--- DATASET RECORDS Enclosed Below ---

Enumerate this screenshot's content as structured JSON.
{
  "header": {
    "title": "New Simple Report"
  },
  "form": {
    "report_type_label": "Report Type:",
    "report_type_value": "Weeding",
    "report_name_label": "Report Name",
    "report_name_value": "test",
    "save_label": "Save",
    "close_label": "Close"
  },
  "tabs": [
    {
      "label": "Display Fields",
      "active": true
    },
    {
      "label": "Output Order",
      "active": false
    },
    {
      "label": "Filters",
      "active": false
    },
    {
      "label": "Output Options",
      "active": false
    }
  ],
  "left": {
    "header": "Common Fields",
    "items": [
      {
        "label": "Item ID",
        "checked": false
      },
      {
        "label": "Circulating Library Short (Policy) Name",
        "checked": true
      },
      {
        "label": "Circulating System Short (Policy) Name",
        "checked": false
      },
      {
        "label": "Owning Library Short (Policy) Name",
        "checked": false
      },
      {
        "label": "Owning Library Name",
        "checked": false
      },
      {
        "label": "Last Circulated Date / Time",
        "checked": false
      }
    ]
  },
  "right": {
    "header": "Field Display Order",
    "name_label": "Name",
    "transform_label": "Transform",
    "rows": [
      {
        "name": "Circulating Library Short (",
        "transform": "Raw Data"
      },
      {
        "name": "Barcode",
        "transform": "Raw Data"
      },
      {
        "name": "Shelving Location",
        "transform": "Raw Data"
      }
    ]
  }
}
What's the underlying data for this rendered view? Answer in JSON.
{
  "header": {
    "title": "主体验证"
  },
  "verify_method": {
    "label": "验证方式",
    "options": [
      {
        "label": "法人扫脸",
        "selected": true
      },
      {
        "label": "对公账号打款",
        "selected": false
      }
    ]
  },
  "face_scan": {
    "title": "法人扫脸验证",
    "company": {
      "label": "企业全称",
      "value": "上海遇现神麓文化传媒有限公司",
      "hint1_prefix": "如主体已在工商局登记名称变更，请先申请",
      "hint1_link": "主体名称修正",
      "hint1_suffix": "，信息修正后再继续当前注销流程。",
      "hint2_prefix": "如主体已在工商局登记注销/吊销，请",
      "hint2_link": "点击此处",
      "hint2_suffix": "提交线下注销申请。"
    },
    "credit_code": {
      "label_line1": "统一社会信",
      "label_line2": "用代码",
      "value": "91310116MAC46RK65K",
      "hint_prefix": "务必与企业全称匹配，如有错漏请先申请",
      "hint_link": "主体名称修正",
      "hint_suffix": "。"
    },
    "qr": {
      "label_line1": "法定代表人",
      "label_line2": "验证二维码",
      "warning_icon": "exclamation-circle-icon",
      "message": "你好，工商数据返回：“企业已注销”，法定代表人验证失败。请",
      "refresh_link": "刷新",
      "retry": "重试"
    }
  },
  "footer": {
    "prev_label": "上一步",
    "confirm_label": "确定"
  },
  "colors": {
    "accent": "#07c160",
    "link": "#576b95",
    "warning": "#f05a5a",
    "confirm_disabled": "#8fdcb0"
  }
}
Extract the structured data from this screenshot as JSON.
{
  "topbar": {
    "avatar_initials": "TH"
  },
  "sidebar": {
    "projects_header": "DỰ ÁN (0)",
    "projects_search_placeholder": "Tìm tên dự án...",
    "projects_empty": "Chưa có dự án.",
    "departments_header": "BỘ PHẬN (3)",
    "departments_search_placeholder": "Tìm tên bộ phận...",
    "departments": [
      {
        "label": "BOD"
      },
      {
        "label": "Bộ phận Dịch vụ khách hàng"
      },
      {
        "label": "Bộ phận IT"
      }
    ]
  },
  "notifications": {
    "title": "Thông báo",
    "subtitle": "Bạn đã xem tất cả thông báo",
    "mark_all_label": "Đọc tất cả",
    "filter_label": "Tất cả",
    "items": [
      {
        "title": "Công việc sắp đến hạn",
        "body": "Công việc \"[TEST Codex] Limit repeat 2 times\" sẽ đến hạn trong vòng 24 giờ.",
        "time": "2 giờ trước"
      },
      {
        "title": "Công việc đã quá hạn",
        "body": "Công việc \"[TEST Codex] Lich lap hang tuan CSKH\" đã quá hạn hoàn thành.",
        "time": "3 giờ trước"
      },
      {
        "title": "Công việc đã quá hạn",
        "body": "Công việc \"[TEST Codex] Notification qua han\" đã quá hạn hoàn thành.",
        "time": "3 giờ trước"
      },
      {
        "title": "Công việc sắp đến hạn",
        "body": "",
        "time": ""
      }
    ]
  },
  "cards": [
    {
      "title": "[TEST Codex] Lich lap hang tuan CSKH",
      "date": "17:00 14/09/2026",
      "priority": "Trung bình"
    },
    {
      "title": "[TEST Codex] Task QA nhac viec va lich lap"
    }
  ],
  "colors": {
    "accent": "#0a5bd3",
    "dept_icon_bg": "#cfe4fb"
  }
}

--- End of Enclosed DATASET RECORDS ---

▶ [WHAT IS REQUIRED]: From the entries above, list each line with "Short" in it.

▶ [RESPONSE TO THE TASK]:
        "label": "Circulating Library Short (Policy) Name",
        "label": "Circulating System Short (Policy) Name",
        "label": "Owning Library Short (Policy) Name",
        "name": "Circulating Library Short (",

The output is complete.